**Assignment:** Repeat the entries that follow from start to finish, keeping every character.

[Component data from apps and pages]
......

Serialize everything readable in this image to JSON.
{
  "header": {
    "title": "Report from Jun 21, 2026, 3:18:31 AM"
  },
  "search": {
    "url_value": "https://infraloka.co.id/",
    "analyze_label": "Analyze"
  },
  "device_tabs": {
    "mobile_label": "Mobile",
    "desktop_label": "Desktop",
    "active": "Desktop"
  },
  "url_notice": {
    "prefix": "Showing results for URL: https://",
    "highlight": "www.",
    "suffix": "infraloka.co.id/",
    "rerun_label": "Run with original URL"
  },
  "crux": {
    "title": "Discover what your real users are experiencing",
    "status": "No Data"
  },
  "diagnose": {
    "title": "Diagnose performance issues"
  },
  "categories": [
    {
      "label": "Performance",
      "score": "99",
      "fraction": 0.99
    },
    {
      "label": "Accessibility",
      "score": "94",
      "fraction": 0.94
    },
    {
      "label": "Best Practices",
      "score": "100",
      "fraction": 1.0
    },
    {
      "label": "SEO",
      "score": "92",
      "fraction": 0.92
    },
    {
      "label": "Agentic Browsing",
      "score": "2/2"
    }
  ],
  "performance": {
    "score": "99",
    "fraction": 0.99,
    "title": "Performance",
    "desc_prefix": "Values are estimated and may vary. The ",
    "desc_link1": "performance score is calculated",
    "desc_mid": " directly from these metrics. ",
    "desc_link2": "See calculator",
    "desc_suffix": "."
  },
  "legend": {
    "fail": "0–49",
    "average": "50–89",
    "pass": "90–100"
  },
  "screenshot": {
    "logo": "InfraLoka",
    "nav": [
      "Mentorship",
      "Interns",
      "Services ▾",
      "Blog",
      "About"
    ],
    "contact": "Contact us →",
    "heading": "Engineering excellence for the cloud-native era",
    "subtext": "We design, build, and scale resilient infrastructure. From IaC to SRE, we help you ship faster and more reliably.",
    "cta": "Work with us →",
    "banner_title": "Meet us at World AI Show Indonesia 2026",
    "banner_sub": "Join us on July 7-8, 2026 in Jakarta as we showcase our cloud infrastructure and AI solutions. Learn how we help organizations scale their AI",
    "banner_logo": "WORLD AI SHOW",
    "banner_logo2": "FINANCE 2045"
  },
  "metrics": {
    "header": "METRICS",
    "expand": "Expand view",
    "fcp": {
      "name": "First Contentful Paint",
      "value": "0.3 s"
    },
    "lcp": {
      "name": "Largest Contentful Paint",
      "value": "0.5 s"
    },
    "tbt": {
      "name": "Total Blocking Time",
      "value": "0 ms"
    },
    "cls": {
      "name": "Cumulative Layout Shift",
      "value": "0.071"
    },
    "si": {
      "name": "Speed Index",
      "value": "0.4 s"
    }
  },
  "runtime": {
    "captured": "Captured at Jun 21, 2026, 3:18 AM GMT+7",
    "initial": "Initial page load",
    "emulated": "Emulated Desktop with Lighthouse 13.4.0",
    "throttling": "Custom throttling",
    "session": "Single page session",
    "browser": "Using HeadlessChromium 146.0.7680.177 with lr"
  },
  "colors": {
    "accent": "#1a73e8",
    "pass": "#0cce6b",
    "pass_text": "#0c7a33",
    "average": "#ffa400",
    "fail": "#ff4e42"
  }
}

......

**Response below:**
Serialize everything readable in this image to JSON.
{
  "header": {
    "title": "Report from Jun 21, 2026, 3:18:31 AM"
  },
  "search": {
    "url_value": "https://infraloka.co.id/",
    "analyze_label": "Analyze"
  },
  "device_tabs": {
    "mobile_label": "Mobile",
    "desktop_label": "Desktop",
    "active": "Desktop"
  },
  "url_notice": {
    "prefix": "Showing results for URL: https://",
    "highlight": "www.",
    "suffix": "infraloka.co.id/",
    "rerun_label": "Run with original URL"
  },
  "crux": {
    "title": "Discover what your real users are experiencing",
    "status": "No Data"
  },
  "diagnose": {
    "title": "Diagnose performance issues"
  },
  "categories": [
    {
      "label": "Performance",
      "score": "99",
      "fraction": 0.99
    },
    {
      "label": "Accessibility",
      "score": "94",
      "fraction": 0.94
    },
    {
      "label": "Best Practices",
      "score": "100",
      "fraction": 1.0
    },
    {
      "label": "SEO",
      "score": "92",
      "fraction": 0.92
    },
    {
      "label": "Agentic Browsing",
      "score": "2/2"
    }
  ],
  "performance": {
    "score": "99",
    "fraction": 0.99,
    "title": "Performance",
    "desc_prefix": "Values are estimated and may vary. The ",
    "desc_link1": "performance score is calculated",
    "desc_mid": " directly from these metrics. ",
    "desc_link2": "See calculator",
    "desc_suffix": "."
  },
  "legend": {
    "fail": "0–49",
    "average": "50–89",
    "pass": "90–100"
  },
  "screenshot": {
    "logo": "InfraLoka",
    "nav": [
      "Mentorship",
      "Interns",
      "Services ▾",
      "Blog",
      "About"
    ],
    "contact": "Contact us →",
    "heading": "Engineering excellence for the cloud-native era",
    "subtext": "We design, build, and scale resilient infrastructure. From IaC to SRE, we help you ship faster and more reliably.",
    "cta": "Work with us →",
    "banner_title": "Meet us at World AI Show Indonesia 2026",
    "banner_sub": "Join us on July 7-8, 2026 in Jakarta as we showcase our cloud infrastructure and AI solutions. Learn how we help organizations scale their AI",
    "banner_logo": "WORLD AI SHOW",
    "banner_logo2": "FINANCE 2045"
  },
  "metrics": {
    "header": "METRICS",
    "expand": "Expand view",
    "fcp": {
      "name": "First Contentful Paint",
      "value": "0.3 s"
    },
    "lcp": {
      "name": "Largest Contentful Paint",
      "value": "0.5 s"
    },
    "tbt": {
      "name": "Total Blocking Time",
      "value": "0 ms"
    },
    "cls": {
      "name": "Cumulative Layout Shift",
      "value": "0.071"
    },
    "si": {
      "name": "Speed Index",
      "value": "0.4 s"
    }
  },
  "runtime": {
    "captured": "Captured at Jun 21, 2026, 3:18 AM GMT+7",
    "initial": "Initial page load",
    "emulated": "Emulated Desktop with Lighthouse 13.4.0",
    "throttling": "Custom throttling",
    "session": "Single page session",
    "browser": "Using HeadlessChromium 146.0.7680.177 with lr"
  },
  "colors": {
    "accent": "#1a73e8",
    "pass": "#0cce6b",
    "pass_text": "#0c7a33",
    "average": "#ffa400",
    "fail": "#ff4e42"
  }
}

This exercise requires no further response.